Katrina: Matinees. [Laughter] You know, when you have to come in at 11 o’clock in the morning and it’s not nice to be singing that early. I think one o’clock matinees of musicals should be banned. It’s just rude.
Marika: You’ve only come off stage at eleven o’clock the night before. It is rude.
The Artist’s Way
Marika: You are someone who plays instruments and I also know that you are a visual artist. I think it’s a really beautiful thing that you are, in every sense of the word, an artist. Do all these outlets feed into one another?
Katrina: Yeah…Well, I never used to think that they were terribly related…because I’d always draw. I’d go to life drawing classes in between shows and keep it to myself really. I wouldn’t do opening night cards of drawings, but it was always a thing that I loved to do. In fact, there was a little junction in my youth where I thought, art school or acting school? Because I loved visual arts so much, but acting just kind of fulfilled me that little bit more. Having just recently gone to art school, and spent time at The College Of Fine Arts, it was just a revelation to me. It was beautiful to immerse myself in that world for a short time.
Katrina: I’ve just started painting really, I’ve just been a drawer in pastels and pencil for a long time, but I picked up oil paints and they are very similar to pastels and I can manipulate them and they are quite soft and delicious, and I’ve always been interested in portraiture, in faces and body and expression. I think that’s a big thing, and I tend to really enjoy telling a story in the artwork so…
Marika: So, it is all connected.
Katrina: It’s all storytelling and that’s what I find exciting about that whole world of art. I’m just dipping my toe in now, I’m a beginner, but I really enjoy setting up a scene. It’s quite theatrical really. It’s almost like I’m writing a play with the pictures.

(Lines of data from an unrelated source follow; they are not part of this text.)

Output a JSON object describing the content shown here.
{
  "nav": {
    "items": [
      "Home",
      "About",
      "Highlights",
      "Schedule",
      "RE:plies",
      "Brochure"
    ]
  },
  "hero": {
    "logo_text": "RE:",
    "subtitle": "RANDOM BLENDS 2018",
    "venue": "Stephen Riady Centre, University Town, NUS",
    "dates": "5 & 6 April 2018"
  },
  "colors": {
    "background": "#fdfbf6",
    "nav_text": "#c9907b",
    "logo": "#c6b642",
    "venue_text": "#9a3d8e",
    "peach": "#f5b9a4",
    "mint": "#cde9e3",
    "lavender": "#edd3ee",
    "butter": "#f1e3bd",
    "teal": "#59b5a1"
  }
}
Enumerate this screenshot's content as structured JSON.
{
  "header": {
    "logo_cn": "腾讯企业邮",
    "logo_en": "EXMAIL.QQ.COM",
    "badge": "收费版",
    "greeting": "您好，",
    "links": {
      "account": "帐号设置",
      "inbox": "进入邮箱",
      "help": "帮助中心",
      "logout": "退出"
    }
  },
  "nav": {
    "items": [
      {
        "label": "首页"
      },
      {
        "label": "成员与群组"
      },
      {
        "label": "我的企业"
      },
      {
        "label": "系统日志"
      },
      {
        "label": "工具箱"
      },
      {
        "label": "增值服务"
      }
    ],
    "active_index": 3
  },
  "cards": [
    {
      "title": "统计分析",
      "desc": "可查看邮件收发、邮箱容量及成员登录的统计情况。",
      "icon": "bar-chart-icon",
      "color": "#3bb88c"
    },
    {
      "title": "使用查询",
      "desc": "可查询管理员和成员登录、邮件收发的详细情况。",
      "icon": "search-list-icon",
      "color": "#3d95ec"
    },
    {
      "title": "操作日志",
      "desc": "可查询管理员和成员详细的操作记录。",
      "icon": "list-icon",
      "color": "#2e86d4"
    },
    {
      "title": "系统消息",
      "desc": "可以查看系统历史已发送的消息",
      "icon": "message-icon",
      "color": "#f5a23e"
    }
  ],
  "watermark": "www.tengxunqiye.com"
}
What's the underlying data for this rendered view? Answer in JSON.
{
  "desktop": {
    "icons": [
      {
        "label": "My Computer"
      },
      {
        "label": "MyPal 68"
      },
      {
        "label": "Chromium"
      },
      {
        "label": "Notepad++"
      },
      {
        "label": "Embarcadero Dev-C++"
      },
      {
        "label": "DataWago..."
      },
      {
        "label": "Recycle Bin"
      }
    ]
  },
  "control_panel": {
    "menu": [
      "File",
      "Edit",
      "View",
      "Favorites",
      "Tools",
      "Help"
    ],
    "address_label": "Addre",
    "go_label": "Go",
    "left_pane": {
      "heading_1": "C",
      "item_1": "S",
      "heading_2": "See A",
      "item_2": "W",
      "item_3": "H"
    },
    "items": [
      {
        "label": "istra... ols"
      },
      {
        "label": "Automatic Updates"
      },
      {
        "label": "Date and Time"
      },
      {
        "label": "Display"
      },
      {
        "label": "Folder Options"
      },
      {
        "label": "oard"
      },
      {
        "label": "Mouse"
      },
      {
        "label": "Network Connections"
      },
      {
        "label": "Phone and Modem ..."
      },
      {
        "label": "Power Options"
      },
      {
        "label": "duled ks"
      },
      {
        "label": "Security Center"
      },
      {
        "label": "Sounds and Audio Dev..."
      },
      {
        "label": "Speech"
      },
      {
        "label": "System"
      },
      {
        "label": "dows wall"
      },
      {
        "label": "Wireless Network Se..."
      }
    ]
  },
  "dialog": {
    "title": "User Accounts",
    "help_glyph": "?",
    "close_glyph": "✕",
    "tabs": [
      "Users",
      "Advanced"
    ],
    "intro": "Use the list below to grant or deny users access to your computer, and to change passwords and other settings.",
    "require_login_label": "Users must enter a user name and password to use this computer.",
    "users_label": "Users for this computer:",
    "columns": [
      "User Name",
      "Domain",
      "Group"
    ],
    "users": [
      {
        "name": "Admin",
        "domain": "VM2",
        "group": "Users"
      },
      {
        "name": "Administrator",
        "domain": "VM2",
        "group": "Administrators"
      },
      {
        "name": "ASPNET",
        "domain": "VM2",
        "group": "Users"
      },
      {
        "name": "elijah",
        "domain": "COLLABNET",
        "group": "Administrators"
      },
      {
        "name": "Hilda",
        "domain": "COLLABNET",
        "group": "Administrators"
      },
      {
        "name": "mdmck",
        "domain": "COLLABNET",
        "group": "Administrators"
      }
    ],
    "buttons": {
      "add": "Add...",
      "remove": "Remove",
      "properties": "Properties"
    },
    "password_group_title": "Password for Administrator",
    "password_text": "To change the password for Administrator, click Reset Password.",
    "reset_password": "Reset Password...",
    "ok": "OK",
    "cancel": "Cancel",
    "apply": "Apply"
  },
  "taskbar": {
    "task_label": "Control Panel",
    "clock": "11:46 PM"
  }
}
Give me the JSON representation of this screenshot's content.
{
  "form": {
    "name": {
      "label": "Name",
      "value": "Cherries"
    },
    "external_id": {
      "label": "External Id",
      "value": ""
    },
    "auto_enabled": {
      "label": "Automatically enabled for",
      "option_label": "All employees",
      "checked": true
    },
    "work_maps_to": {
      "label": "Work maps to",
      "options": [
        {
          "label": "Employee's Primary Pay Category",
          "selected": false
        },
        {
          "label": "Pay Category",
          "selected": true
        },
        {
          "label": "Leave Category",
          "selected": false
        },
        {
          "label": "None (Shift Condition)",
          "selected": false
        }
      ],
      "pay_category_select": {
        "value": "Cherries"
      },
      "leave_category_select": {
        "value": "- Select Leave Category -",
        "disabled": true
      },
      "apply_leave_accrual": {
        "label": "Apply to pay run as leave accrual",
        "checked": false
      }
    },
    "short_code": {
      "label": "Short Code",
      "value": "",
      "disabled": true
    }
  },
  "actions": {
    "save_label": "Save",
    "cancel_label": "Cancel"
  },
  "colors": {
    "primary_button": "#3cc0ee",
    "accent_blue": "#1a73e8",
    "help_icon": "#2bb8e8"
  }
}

Marika: I think it’s rewarding for any artist, regardless of their discipline, to have other things – whether it’s that you love cooking or you love gardening or whatever it is. I think it’s really important that we feed ourselves in other ways because what we do, with our fragile egos and wobbly self esteems and often not knowing what’s happening next…there is so much fluidity, that I think it’s so important to have other things to feed your soul. Creatively speaking. Whether that artist self is expressed in how you decorate your home, or walk your dog, or make your kids’ lunch boxes. They can all be creative pursuits in how you approach them.
Katrina: Also, I don’t need anyone else to make a picture. I don’t need an agent, a playwright, a director, and fellow cast mates.
Marika: That’s powerful.
Katrina: Yeah, and so it is very empowering and it’s exciting, and I don’t need anyone’s validation either.
Marika: Or applause.
Katrina: I don’t need applause. Yeah. I’m happy for people to hate it. I don’t care what they think. I just want to make it.
Marika: And that’s arguably the best way to make art.